In July the Springfield (Missouri, USA) newspaper the News-Leader published a story entitled “Mystery artist from the Ozarks is recognized”.
Forty years ago, the story goes, a book of drawings that had been done on pages of an old ledger from “State Hospital No. 3” in Nevada, Missouri, was found on a rubbish dump in Springfield. Years later the drawings were advertised on ebay and eventually became the property of New York sculptor Harris Diamant, who set out to discover the identity of the artist. A relative came forward and the artist was identified as James Edward Deeds who had spent many years in the Nevada asylum and undergone electroconvulsive therapy (ECT).
“During early treatments, which is when Edward would have received it, high doses of electricity were administered without anesthesia, leading to memory loss, fractured bones and other serious side effects, according to information from the Mayo Clinic”.

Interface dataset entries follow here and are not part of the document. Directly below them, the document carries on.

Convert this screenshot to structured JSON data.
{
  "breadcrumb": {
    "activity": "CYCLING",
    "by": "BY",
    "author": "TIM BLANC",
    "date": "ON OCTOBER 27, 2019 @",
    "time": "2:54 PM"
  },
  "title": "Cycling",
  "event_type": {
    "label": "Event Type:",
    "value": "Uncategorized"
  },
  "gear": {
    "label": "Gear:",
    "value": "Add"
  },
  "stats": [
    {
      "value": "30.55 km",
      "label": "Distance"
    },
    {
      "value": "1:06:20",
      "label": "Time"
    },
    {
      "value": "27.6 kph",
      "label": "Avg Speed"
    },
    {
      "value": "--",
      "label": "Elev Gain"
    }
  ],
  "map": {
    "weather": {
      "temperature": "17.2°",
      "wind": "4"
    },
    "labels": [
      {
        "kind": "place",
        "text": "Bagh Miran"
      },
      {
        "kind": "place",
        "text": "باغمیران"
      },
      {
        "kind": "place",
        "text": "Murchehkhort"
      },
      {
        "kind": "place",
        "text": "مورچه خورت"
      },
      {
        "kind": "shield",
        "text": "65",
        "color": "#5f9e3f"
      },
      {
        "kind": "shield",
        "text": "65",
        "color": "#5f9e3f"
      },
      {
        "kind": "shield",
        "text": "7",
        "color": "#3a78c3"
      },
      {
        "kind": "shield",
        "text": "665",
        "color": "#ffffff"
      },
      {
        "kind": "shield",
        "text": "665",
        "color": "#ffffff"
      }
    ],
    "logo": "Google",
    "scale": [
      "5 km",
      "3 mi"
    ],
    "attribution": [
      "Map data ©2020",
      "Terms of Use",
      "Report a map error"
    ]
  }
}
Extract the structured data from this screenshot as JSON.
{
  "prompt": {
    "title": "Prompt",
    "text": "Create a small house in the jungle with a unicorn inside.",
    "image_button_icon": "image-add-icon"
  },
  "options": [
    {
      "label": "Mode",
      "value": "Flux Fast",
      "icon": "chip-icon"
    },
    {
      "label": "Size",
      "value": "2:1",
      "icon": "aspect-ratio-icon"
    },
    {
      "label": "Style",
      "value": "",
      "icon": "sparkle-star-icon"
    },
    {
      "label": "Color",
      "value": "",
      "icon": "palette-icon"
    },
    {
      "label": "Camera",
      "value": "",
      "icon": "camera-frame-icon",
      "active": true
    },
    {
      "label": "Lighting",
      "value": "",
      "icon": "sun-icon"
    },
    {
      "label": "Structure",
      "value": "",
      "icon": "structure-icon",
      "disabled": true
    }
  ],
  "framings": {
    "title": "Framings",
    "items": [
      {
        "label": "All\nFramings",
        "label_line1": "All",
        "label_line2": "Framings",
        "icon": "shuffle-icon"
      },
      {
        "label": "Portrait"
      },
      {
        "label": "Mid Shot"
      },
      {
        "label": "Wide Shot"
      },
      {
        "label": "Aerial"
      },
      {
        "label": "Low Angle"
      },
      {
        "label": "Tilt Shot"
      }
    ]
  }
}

The Mayo Clinic does indeed say this:
“Much of the stigma attached to electroconvulsive therapy is based on early treatments in which high doses of electricity were administered without anesthesia, leading to memory loss, fractured bones and other serious side effects.”
In fact, the current and the voltage in ECT have not changed much since the early days and the duration of the shock has got much longer, not shorter. A switch from sine-wave to brief-pulse current may have done something to reduce the risk of severe memory loss but only in a relatively minor way – witness the fact that at the last survey a few hospitals in the United States were still using sine-wave. This may explain why, far from being a thing of the past, memory loss still is experienced by people undergoing ECT today.
James Edward Deeds, who was admitted to the asylum in 1925, would have already been there for well over a decade before ECT was used. ECT was invented in Italy in 1937 but it took a few years to spread to other countries and start replacing cardiazol/metrazol convulsive therapy (a similar therapy in which the seizures are caused by drugs and not electric shocks). In 1948 a survey of hospitals in the United States regarding the use of what in those days were called shock treatments – insulin coma therapy, metrazol convulsion therapy and electroshock – was carried out. A questionnaire was sent to 487 hospitals; 359 replied and the results were as follows, showing ECT to be the most widely used treatment:
No answer 1
(More than one answer was chosen by some respondents).
In answer to the question “Is physiological shock treatment for psychiatric disorders used in your hospital?” the answers were as follows showing that not all hospitals were using the new therapies – a few had experimented with them and discarded them:
No (never) 53
No (discontinued) 4
(From G.L. Jones Pychiatric shock therapy: current views and practices, circa 1948, pages 17 and 3)
The News-Leader interviewed local historian and retired professor Lyndon Irwin, who has a website about the hospital (you can see a selection of the drawings his website here):
In a 100-year report of the asylum, the former director wrote a few paragraphs on ECT. “He made the remark that for the average patient it was used twice a week,” said Irwin. “They were not ashamed of the fact. This was just a treatment they were using.”
It was not just in the United States that ECT was used in such a way. A study of Netherne Hospital (a former County Asylum at Coulsden, Surrey, the United Kingdom) by a PhD student in the 1950s looked at the use of ECT on one ward with 50 patients, about one-third of whom had undergone leuctomies:
“Until the end of 1954 an average of 20 patients received Electrical Treatment once or twice weekly as a form of ‘maintenance treatment’, in the belief that this helped many of them and prevented them from becoming aggressive. As this practice had been in operation for a considerable period of time, some of the patients had received a large number of treatments…. forty-seven out of the fifty patients on the ward had between them received 5,590 Treatments, and twenty-two of them had received more than 100 Treatments each. As already mentioned, from the beginning of 1955, this form of ‘maintenance treatment’ was stopped completely, and from then onwards it was only used when specially indicated in particular cases”. (M.S. Folkard 1957 A sociological contribution to the understanding of aggression and its treatment, pages 93-4).
But the routine (as opposed to the ‘when specially indicated in particular cases’) use of ECT did not die out completely in the 1950s. Writing in the 11 April 2011 edition of the British Medical Journal about a stay in one of the old county asylums in the early 1970s, Jackie Hopson described how “Treatment was electroconvulsive therapy twice a week for everyone on my ward” (BMJ 2011;342:d93).
Neither is the use of ECT to control aggression, as it was used at Netherne Hospital in the 1950s, entirely a thing of the past. A letter from two psychiatrists in the United States in The journal of neuropsychiatry and clinical neurosciences (Spring 2010) described the use of maintenance ECT on two elderly people with dementia whose behaviour was causing problems at the nursing homes where they were resident. And at the other end of the age range, in an article in the March 2011 issue of European Child and Adolescent Psychiatry, three psychiatrists from Baltimore, USA, write about a similar use of ECT in an 11 year old child with autism.